:: The problem ::
Once the pictures are set aside, output all the records exactly.
(Given records begins)
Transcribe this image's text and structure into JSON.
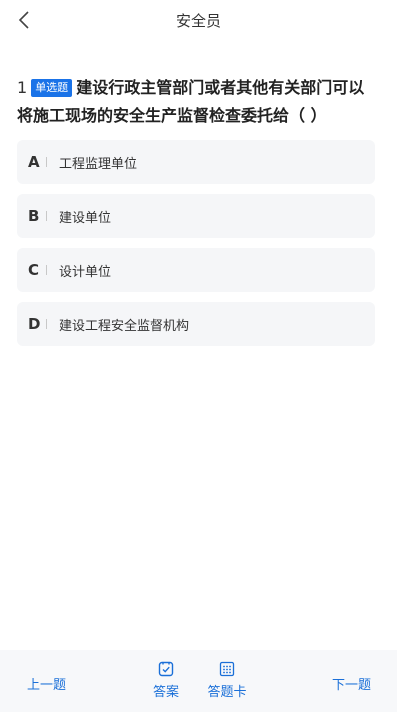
{
  "header": {
    "title": "安全员",
    "back_icon": "chevron-left-icon"
  },
  "question": {
    "number": "1",
    "type": "单选题",
    "text": "建设行政主管部门或者其他有关部门可以将施工现场的安全生产监督检查委托给（    ）"
  },
  "options": [
    {
      "letter": "A",
      "text": "工程监理单位"
    },
    {
      "letter": "B",
      "text": "建设单位"
    },
    {
      "letter": "C",
      "text": "设计单位"
    },
    {
      "letter": "D",
      "text": "建设工程安全监督机构"
    }
  ],
  "bottom_bar": {
    "prev_label": "上一题",
    "answer_label": "答案",
    "answer_icon": "answer-check-icon",
    "card_label": "答题卡",
    "card_icon": "answer-card-grid-icon",
    "next_label": "下一题"
  },
  "colors": {
    "accent": "#1a73e8",
    "option_bg": "#f5f6f8",
    "bottom_bar_bg": "#f7f8fa"
  }
}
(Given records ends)
:: Solution to this problem ::
Transcribe this image's text and structure into JSON.
{
  "header": {
    "title": "安全员",
    "back_icon": "chevron-left-icon"
  },
  "question": {
    "number": "1",
    "type": "单选题",
    "text": "建设行政主管部门或者其他有关部门可以将施工现场的安全生产监督检查委托给（    ）"
  },
  "options": [
    {
      "letter": "A",
      "text": "工程监理单位"
    },
    {
      "letter": "B",
      "text": "建设单位"
    },
    {
      "letter": "C",
      "text": "设计单位"
    },
    {
      "letter": "D",
      "text": "建设工程安全监督机构"
    }
  ],
  "bottom_bar": {
    "prev_label": "上一题",
    "answer_label": "答案",
    "answer_icon": "answer-check-icon",
    "card_label": "答题卡",
    "card_icon": "answer-card-grid-icon",
    "next_label": "下一题"
  },
  "colors": {
    "accent": "#1a73e8",
    "option_bg": "#f5f6f8",
    "bottom_bar_bg": "#f7f8fa"
  }
}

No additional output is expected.